Read a version of the interview in German here.

See a CLEW article about the German government's plans to subsidise e-mobility.


Increased pricing pressure has forced leading German solar inverter manufacturer SMA Solar Technology to drastically cut costs, Franz Hubik writes in Handelsblatt. The publicly listed company is shutting down its second biggest manufacturing plant, eliminating hundreds of jobs and selling off its railway technology division while its stock price plummets. While SMA posted a 15 percent increase in first-half revenue to 494 million euros and currently expects a full-year operating profit of between 80 and 120 million euros, the company is facing shrinking business in China, where the solar market has collapsed. That could lead to even greater pricing pressure in 2017 as Asian manufacturers lower inverter prices even further, the article says.

Read the article in German here.

Read SMA’s press release in English here.

Die Welt

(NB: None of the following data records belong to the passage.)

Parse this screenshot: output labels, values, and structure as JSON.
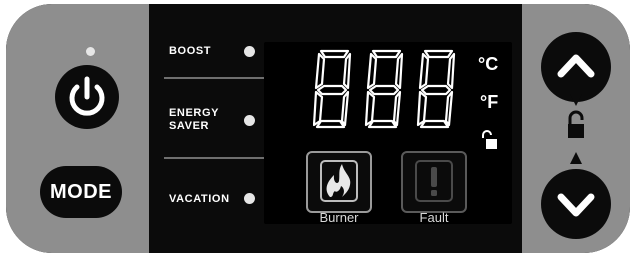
{
  "controls": {
    "mode_label": "MODE"
  },
  "modes": {
    "boost": "BOOST",
    "energy_saver": [
      "ENERGY",
      "SAVER"
    ],
    "vacation": "VACATION"
  },
  "display": {
    "digits": "888",
    "unit_c": "°C",
    "unit_f": "°F",
    "burner_label": "Burner",
    "fault_label": "Fault"
  },
  "colors": {
    "panel": "#0b0b0b",
    "side_zone": "#8e8e8e",
    "led": "#e6e6e6",
    "segment": "#ffffff"
  },
  "icons": {
    "power": "power-icon",
    "flame": "flame-icon",
    "exclamation": "exclamation-icon",
    "unlock": "unlock-icon",
    "lock": "lock-icon",
    "up": "chevron-up-icon",
    "down": "chevron-down-icon"
  }
}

Hamburg-based energy provider HanseWerk operates one of the most modern electrolysis plants in the world, Olaf Preuss writes in Die Welt. The key technology can be used to store energy by converting electricity generated by wind and solar sources into hydrogen. The HanseWerk facility can produce up to 290 cubic meters of hydrogen per hour. Hydrogen could play a key role in the energy supply of the future. As a storage medium, hydrogen could help stabilise the fluctuating production of electricity from wind and solar power plants, the article says.

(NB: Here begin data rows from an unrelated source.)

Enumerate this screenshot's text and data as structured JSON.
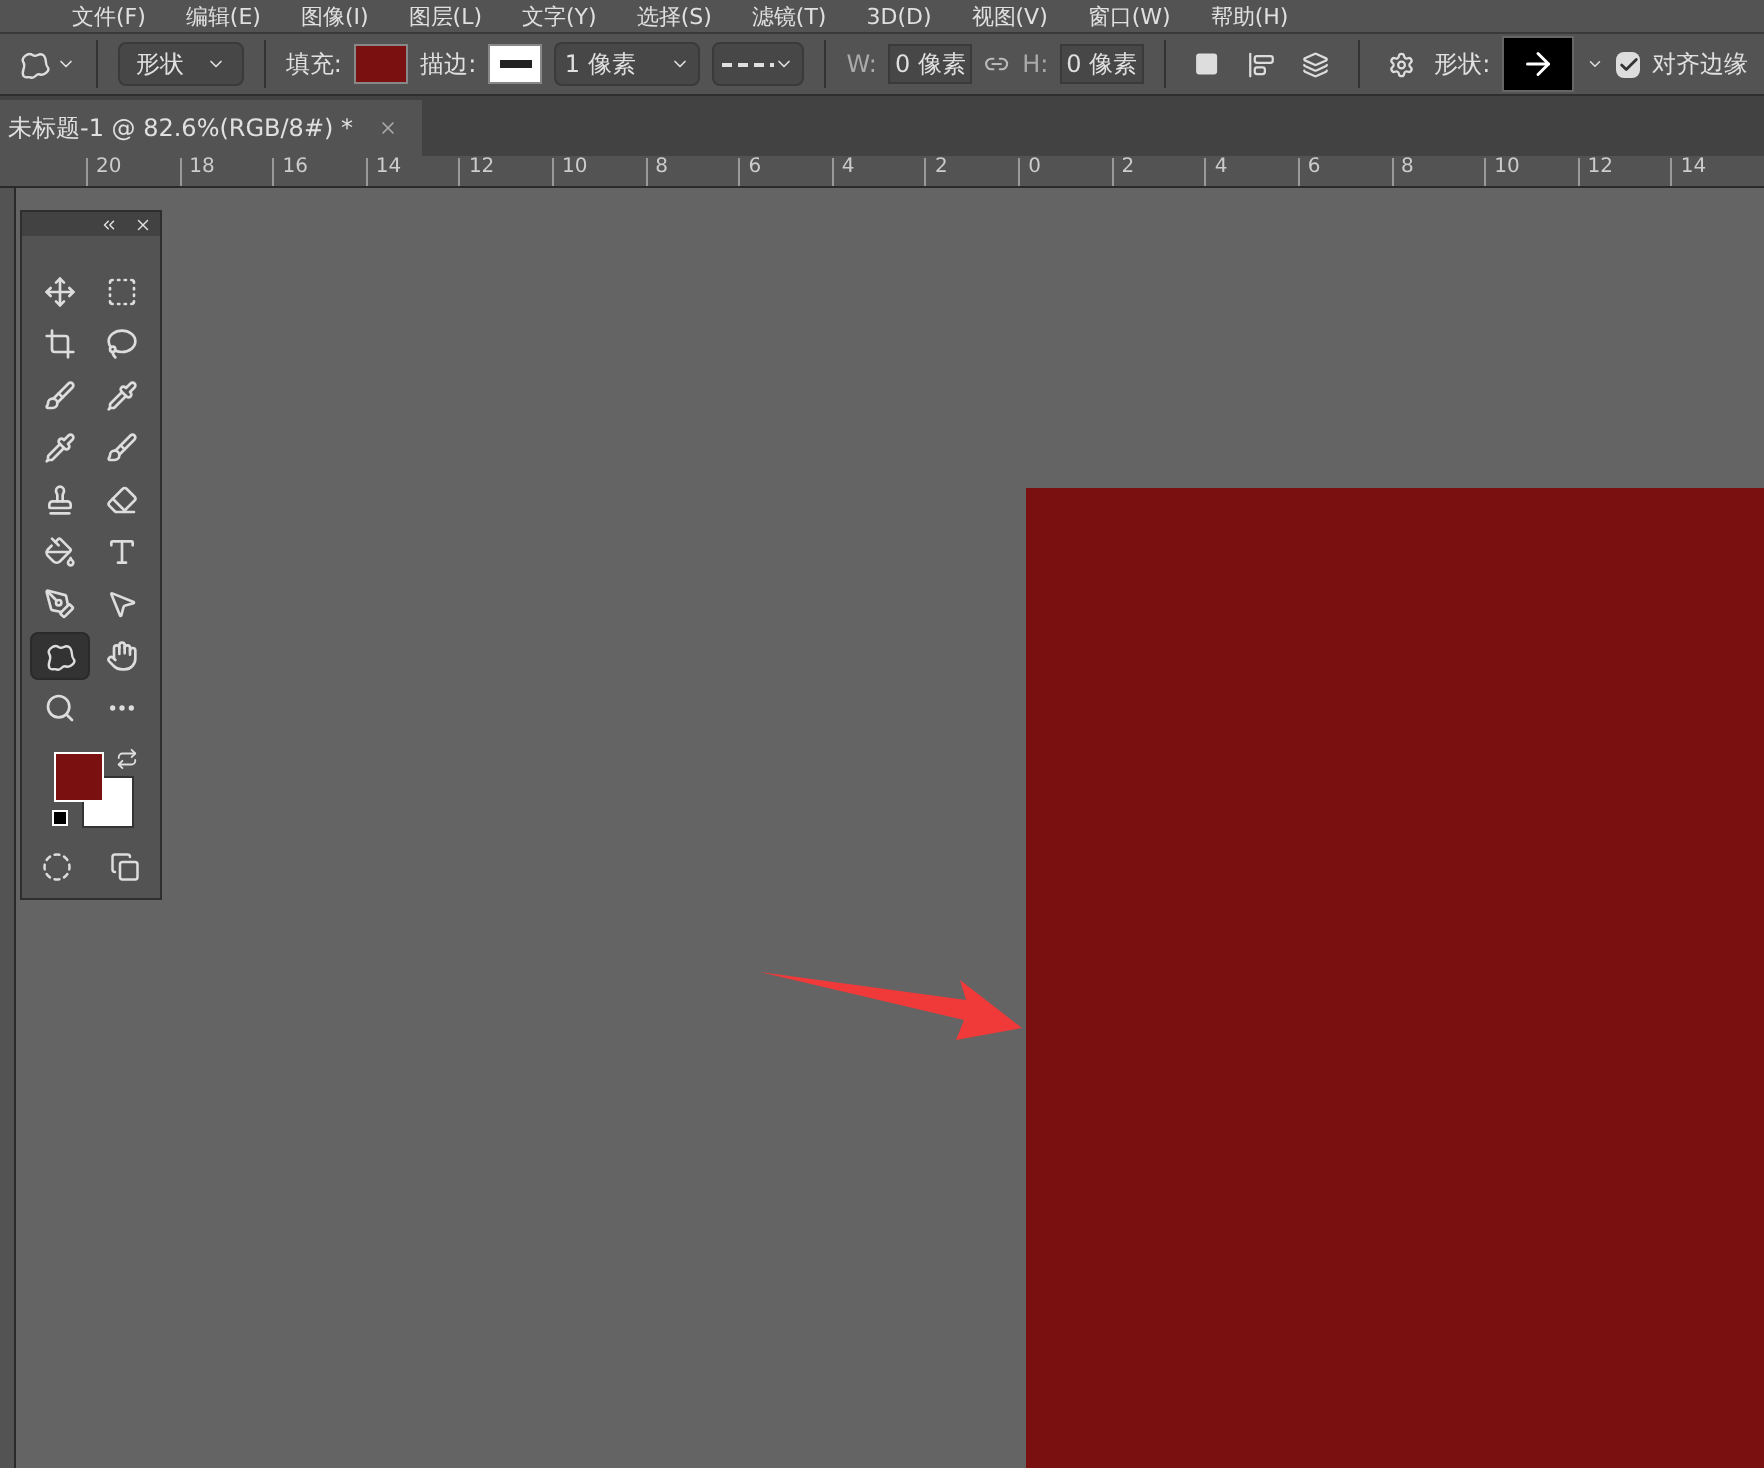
{
  "menu": [
    "文件(F)",
    "编辑(E)",
    "图像(I)",
    "图层(L)",
    "文字(Y)",
    "选择(S)",
    "滤镜(T)",
    "3D(D)",
    "视图(V)",
    "窗口(W)",
    "帮助(H)"
  ],
  "options_bar": {
    "mode": "形状",
    "fill_label": "填充:",
    "stroke_label": "描边:",
    "stroke_width": "1 像素",
    "w_label": "W:",
    "w_value": "0 像素",
    "h_label": "H:",
    "h_value": "0 像素",
    "shape_label": "形状:",
    "align_edges": {
      "label": "对齐边缘",
      "checked": true
    }
  },
  "document_tab": {
    "title": "未标题-1 @ 82.6%(RGB/8#) *"
  },
  "ruler_labels": [
    "20",
    "18",
    "16",
    "14",
    "12",
    "10",
    "8",
    "6",
    "4",
    "2",
    "0",
    "2",
    "4",
    "6",
    "8",
    "10",
    "12",
    "14"
  ],
  "tools": [
    {
      "kind": "move",
      "selected": false
    },
    {
      "kind": "marquee",
      "selected": false
    },
    {
      "kind": "crop",
      "selected": false
    },
    {
      "kind": "lasso",
      "selected": false
    },
    {
      "kind": "quick-select",
      "selected": false
    },
    {
      "kind": "eyedropper-alt",
      "selected": false
    },
    {
      "kind": "eyedropper",
      "selected": false
    },
    {
      "kind": "brush",
      "selected": false
    },
    {
      "kind": "stamp",
      "selected": false
    },
    {
      "kind": "eraser",
      "selected": false
    },
    {
      "kind": "bucket",
      "selected": false
    },
    {
      "kind": "type",
      "selected": false
    },
    {
      "kind": "pen",
      "selected": false
    },
    {
      "kind": "pointer",
      "selected": false
    },
    {
      "kind": "shape",
      "selected": true
    },
    {
      "kind": "hand",
      "selected": false
    },
    {
      "kind": "zoom",
      "selected": false
    },
    {
      "kind": "more",
      "selected": false
    }
  ]
}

Read the article in German here.

See a CLEW factsheet on storage technologies.


Even though new power transmission lines in Bavaria are going to be buried underground, environmental organisation Friends of the Earth (BUND) is still opposing the grid expansion in the southern state, dpa writes. There was no need for new large power networks, the energy transition should instead be planned decentrally, BUND head Hubert Weiger said in Munich. He warned that “cheap power from the north could endanger the regional energy transition in Bavaria”.

Read the article in German here.

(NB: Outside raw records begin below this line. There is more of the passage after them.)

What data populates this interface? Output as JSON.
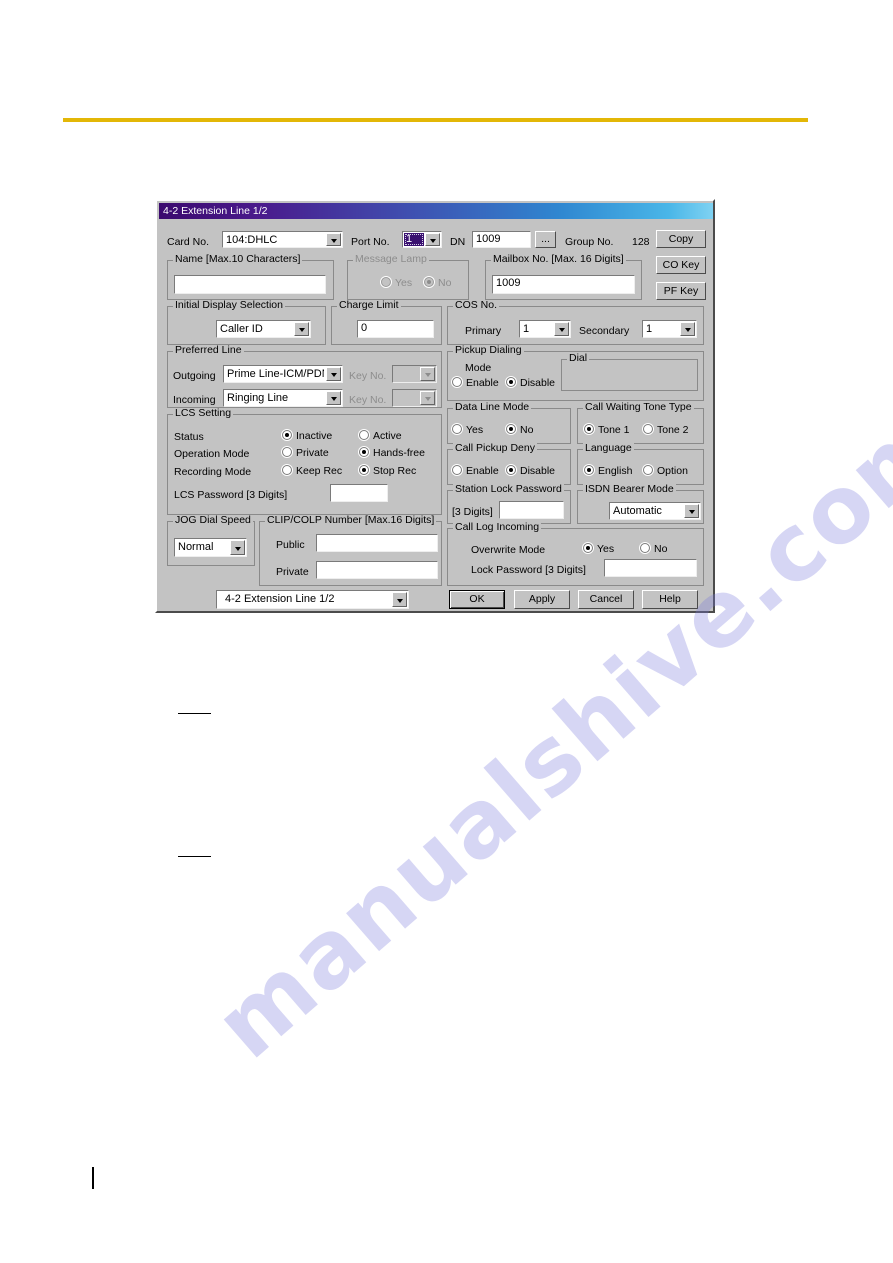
{
  "watermark": {
    "text": "manualshive.com"
  },
  "dialog": {
    "title": "4-2 Extension Line 1/2",
    "header": {
      "card_no_label": "Card No.",
      "card_no_value": "104:DHLC",
      "port_no_label": "Port No.",
      "port_no_value": "1",
      "dn_label": "DN",
      "dn_value": "1009",
      "dn_browse_label": "...",
      "group_no_label": "Group No.",
      "group_no_value": "128"
    },
    "side_buttons": [
      {
        "label": "Copy",
        "name": "copy-button"
      },
      {
        "label": "CO Key",
        "name": "co-key-button"
      },
      {
        "label": "PF Key",
        "name": "pf-key-button"
      }
    ],
    "name_group": {
      "legend": "Name [Max.10 Characters]",
      "value": ""
    },
    "message_lamp": {
      "legend": "Message Lamp",
      "yes_label": "Yes",
      "no_label": "No",
      "selected": "No",
      "disabled": true
    },
    "mailbox": {
      "legend": "Mailbox No. [Max. 16 Digits]",
      "value": "1009"
    },
    "initial_display": {
      "legend": "Initial Display Selection",
      "value": "Caller ID"
    },
    "charge_limit": {
      "legend": "Charge Limit",
      "value": "0"
    },
    "cos_no": {
      "legend": "COS No.",
      "primary_label": "Primary",
      "primary_value": "1",
      "secondary_label": "Secondary",
      "secondary_value": "1"
    },
    "preferred_line": {
      "legend": "Preferred Line",
      "outgoing_label": "Outgoing",
      "outgoing_value": "Prime Line-ICM/PDN",
      "outgoing_key_label": "Key No.",
      "outgoing_key_value": "",
      "incoming_label": "Incoming",
      "incoming_value": "Ringing Line",
      "incoming_key_label": "Key No.",
      "incoming_key_value": ""
    },
    "pickup_dialing": {
      "legend": "Pickup Dialing",
      "mode_label": "Mode",
      "enable_label": "Enable",
      "disable_label": "Disable",
      "selected": "Disable",
      "dial_legend": "Dial",
      "dial_value": ""
    },
    "data_line_mode": {
      "legend": "Data Line Mode",
      "yes_label": "Yes",
      "no_label": "No",
      "selected": "No"
    },
    "call_waiting_tone": {
      "legend": "Call Waiting Tone Type",
      "tone1_label": "Tone 1",
      "tone2_label": "Tone 2",
      "selected": "Tone 1"
    },
    "call_pickup_deny": {
      "legend": "Call Pickup Deny",
      "enable_label": "Enable",
      "disable_label": "Disable",
      "selected": "Disable"
    },
    "language": {
      "legend": "Language",
      "english_label": "English",
      "option_label": "Option",
      "selected": "English"
    },
    "lcs_setting": {
      "legend": "LCS Setting",
      "status_label": "Status",
      "status_option_1": "Inactive",
      "status_option_2": "Active",
      "status_selected": "Inactive",
      "operation_label": "Operation Mode",
      "operation_option_1": "Private",
      "operation_option_2": "Hands-free",
      "operation_selected": "Hands-free",
      "recording_label": "Recording Mode",
      "recording_option_1": "Keep Rec",
      "recording_option_2": "Stop Rec",
      "recording_selected": "Stop Rec",
      "password_label": "LCS Password [3 Digits]",
      "password_value": ""
    },
    "station_lock": {
      "legend": "Station Lock Password",
      "digits_label": "[3 Digits]",
      "value": ""
    },
    "isdn_bearer": {
      "legend": "ISDN Bearer Mode",
      "value": "Automatic"
    },
    "call_log_incoming": {
      "legend": "Call Log Incoming",
      "overwrite_label": "Overwrite Mode",
      "yes_label": "Yes",
      "no_label": "No",
      "selected": "Yes",
      "lock_password_label": "Lock Password [3 Digits]",
      "lock_password_value": ""
    },
    "jog_dial_speed": {
      "legend": "JOG Dial Speed",
      "value": "Normal"
    },
    "clip_colp": {
      "legend": "CLIP/COLP Number [Max.16 Digits]",
      "public_label": "Public",
      "public_value": "",
      "private_label": "Private",
      "private_value": ""
    },
    "page_selector": {
      "value": "4-2 Extension Line 1/2"
    },
    "footer_buttons": [
      {
        "label": "OK",
        "name": "ok-button"
      },
      {
        "label": "Apply",
        "name": "apply-button"
      },
      {
        "label": "Cancel",
        "name": "cancel-button"
      },
      {
        "label": "Help",
        "name": "help-button"
      }
    ]
  },
  "colors": {
    "accent_rule": "#e3b707",
    "dialog_face": "#c3c3c3",
    "title_start": "#3b0a6e",
    "title_end": "#7fd2f2",
    "selection": "#3a1170"
  }
}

See a CLEW dossier on the grid expansion here.

Mitteldeutsche Zeitung

Politicians and citizens in Saxony-Anhalt have discussed the future of the region after the closure of lignite mine Profen in 2035. Local politicians and business representatives are worried about the 3,000 employees that work for coal company Mibrag and about related jobs in other industries, Steffen Höhne writes in the Mitteldeutsche Zeitung. They wanted to know how much money the state government would provide to get through the structural changes ahead. Others suggested using the extracted lignite in chemical processes instead of as a power source.

Read the article in German here.

See a CLEW factsheet on coal in Germany.


In an interview with Angela Schmid in WirtschaftsWoche, Daniela Jacob, head of Climate Service Center Germany (GERICS), said Germany’s phase out of nuclear energy would result in a short-term increase in carbon emissions because coal cannot be substituted as an established base-load power source in Germany in the short term. As a result, it is unclear whether the short-term reduction targets for 2020 — a reduction in greenhouse gas emissions by 40 percent compared to 1990 — can actually be achieved. Jacob added that it was hardly possible to clearly predict the achievability of the 2050 goal of reducing greenhouse emissions by 80 percent compared to 1990 due to the long time period.

Read the interview in German here.

See a CLEW factsheet on Germany's greenhouse gas emissions and climate targets.

All texts created by the Clean Energy Wire are available under a “Creative Commons Attribution 4.0 International Licence (CC BY 4.0)” . They can be copied, shared and made publicly accessible by users so long as they give appropriate credit, provide a link to the license, and indicate if changes were made.
« previous news next news »


Researching a story? Drop CLEW a line or give us a call for background material and contacts.

+49 30 62858 497

Journalism for the energy transition

Get our Newsletter
Join our Network
Find an interviewee